I love to use this infused oil on muscle aches and strains, and I often blend it with other infused oils and make a “stretch ease” salve. I’ve blended it with cottonwood buds, solomon’s seal, tulip poplar, pine and cedar. Arnica and St. John’s Wort would also make nice additions, depending on the particular pain issue.
From Susun Weed: “To make a goldenrod vinegar: Chop the goldenrod coarsely, filling a jar with chopped flowers, leaves, stalks (and roots if you have them); then fill the jar to the top with room-temperature, pasteurized, apple cider vinegar. Cap it tightly with a plastic lid. (Metal lids will be eroded by the action of the vinegar. If you must use one, protect it with several layers of plastic between it and the vinegar.) Be sure to label your vinegar with the date and contents. Your goldenrod vinegar will be ready to use in six weeks to improve mineral balance, help prevent kidney stones, eliminate flatulence, and improve immune functioning.” ~From her Herbal Medicine Article: Glorious Goldenrod.
According to Susun Weed’s article, use of the vinegar will “improve mineral balance, help prevent kidney stones, eliminate flatulance, and improve immune functioning.”
I personally noticed while working with goldenrod vinegar preparations that it facilitates expansion in the lungs. I feel this more intensely when I work with the oxymel and the infused vinegar, so maybe the apple cider vinegar has something to do with that feeling. I also feel it with the tinctures and elixirs, just not as deeply.
If you want to make a really strong oxymel/shrub, use fresh, flowering tops in your vinegar and add local honey to taste. I prefer mine slightly sweet, but that’s just personal preference; some herbalists use more than 50% honey to vinegar ratio. Dried leaves make a very mellow vinegar infusion while fresh leaves and flowering tops make a very strong infusion.
Goldenrod has really helped me with communication; not necessarily with the ability to speak, but with clarity of mind and focus. (Calamus root has been very helpful in this area as well)
Emotionally, I feel happy and peaceful when I work with goldenrod. I turn to the spirit of this plant when I feel unsettled or lethargic, when I feel like I have been in the house too long (cabin fever), or when winter has been hanging around a little too long and I’m not getting enough sunshine on my face. Goldenrod is a gentle and affectionate spirit, always ready to nourish and tonify our systems and soothe us when we experience nervous energy, nervous exhaustion or chronic fatigue. I have had moments of wanting to “crawl out of my skin” emotionally, and goldenrod, used alone or combined with a few other plants, has eased me tremendously.

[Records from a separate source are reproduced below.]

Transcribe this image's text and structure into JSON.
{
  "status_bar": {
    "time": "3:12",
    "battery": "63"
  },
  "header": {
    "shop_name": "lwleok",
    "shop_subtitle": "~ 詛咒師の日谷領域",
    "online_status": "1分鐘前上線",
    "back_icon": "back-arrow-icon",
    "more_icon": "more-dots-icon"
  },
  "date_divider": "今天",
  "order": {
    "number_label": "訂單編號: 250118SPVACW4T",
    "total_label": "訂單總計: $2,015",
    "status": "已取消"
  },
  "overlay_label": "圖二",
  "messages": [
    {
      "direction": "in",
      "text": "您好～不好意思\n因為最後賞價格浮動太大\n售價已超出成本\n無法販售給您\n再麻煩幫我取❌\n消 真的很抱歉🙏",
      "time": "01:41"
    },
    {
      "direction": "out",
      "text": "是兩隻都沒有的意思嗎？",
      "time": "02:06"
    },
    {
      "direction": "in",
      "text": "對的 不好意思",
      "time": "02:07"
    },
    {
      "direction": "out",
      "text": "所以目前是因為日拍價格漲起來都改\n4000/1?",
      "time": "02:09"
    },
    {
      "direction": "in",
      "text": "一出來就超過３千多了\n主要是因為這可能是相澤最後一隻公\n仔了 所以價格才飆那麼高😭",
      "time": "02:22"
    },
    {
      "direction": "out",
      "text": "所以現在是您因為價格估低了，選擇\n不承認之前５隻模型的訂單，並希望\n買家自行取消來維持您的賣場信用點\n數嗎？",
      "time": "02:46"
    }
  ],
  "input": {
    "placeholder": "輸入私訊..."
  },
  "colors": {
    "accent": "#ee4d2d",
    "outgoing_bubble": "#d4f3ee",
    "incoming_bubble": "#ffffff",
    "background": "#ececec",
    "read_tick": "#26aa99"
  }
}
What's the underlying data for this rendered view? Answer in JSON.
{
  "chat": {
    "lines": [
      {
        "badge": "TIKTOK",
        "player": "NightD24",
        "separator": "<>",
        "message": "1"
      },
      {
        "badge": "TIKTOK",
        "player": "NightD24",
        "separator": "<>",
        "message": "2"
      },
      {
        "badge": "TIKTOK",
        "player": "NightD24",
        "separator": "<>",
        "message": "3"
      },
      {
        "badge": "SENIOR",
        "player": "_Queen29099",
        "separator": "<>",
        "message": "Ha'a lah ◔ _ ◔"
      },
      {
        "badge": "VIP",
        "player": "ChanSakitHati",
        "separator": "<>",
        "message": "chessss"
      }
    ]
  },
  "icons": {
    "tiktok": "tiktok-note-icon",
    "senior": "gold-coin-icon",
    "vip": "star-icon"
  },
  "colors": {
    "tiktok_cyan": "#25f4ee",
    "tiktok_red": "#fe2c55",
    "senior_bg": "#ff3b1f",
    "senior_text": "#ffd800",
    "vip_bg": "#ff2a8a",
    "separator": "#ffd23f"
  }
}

I wonder if goldenrod is beneficial for lymphatic issues… maybe by helping to facilitate movement in other systems of the body, it indirectly affects the lymphatic system. If anyone has worked with goldenrod on that level, I would love to have feedback.